Match the string "Gordon" against each line below, and copy every line that matches.
Source information Block Start
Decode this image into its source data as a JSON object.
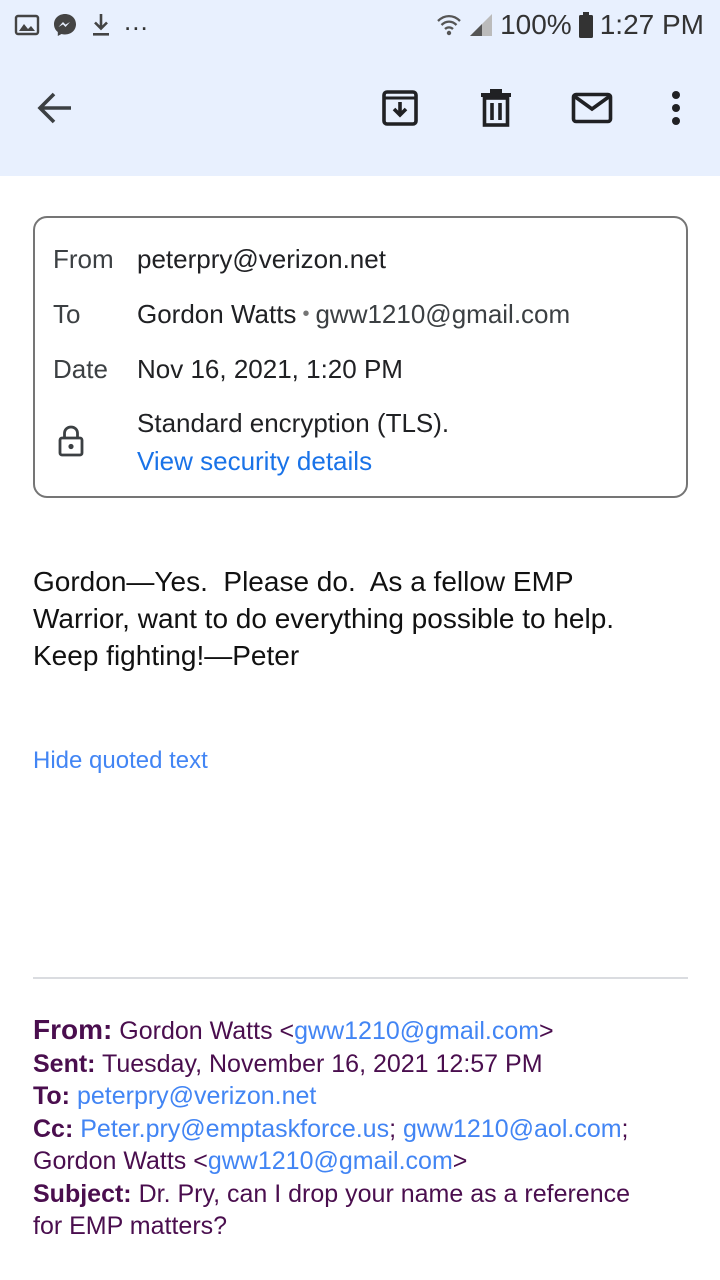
{
  "status_bar": {
    "battery": "100%",
    "time": "1:27 PM",
    "dots": "..."
  },
  "toolbar": {
    "icons": [
      "back-arrow-icon",
      "archive-icon",
      "delete-icon",
      "mark-unread-icon",
      "more-vert-icon"
    ]
  },
  "details": {
    "from_label": "From",
    "from_value": "peterpry@verizon.net",
    "to_label": "To",
    "to_name": "Gordon Watts",
    "to_separator": "•",
    "to_email": "gww1210@gmail.com",
    "date_label": "Date",
    "date_value": "Nov 16, 2021, 1:20 PM",
    "encryption_text": "Standard encryption (TLS).",
    "security_link": "View security details"
  },
  "message": {
    "line1": "Gordon—Yes.  Please do.  As a fellow EMP",
    "line2": "Warrior, want to do everything possible to help.",
    "line3": "Keep fighting!—Peter",
    "hide_quoted": "Hide quoted text"
  },
  "quoted": {
    "from_label": "From:",
    "from_name": "Gordon Watts <",
    "from_email": "gww1210@gmail.com",
    "from_close": ">",
    "sent_label": "Sent:",
    "sent_value": "Tuesday, November 16, 2021 12:57 PM",
    "to_label": "To:",
    "to_email": "peterpry@verizon.net",
    "cc_label": "Cc:",
    "cc_email1": "Peter.pry@emptaskforce.us",
    "cc_sep1": ";",
    "cc_email2": "gww1210@aol.com",
    "cc_sep2": ";",
    "cc_name": "Gordon Watts <",
    "cc_email3": "gww1210@gmail.com",
    "cc_close": ">",
    "subject_label": "Subject:",
    "subject_line1": "Dr. Pry, can I drop your name as a reference",
    "subject_line2": "for EMP matters?"
  }
}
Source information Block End
**Answer to this task:**
    "to_name": "Gordon Watts",
    "line1": "Gordon—Yes.  Please do.  As a fellow EMP",
    "from_name": "Gordon Watts <",
    "cc_name": "Gordon Watts <",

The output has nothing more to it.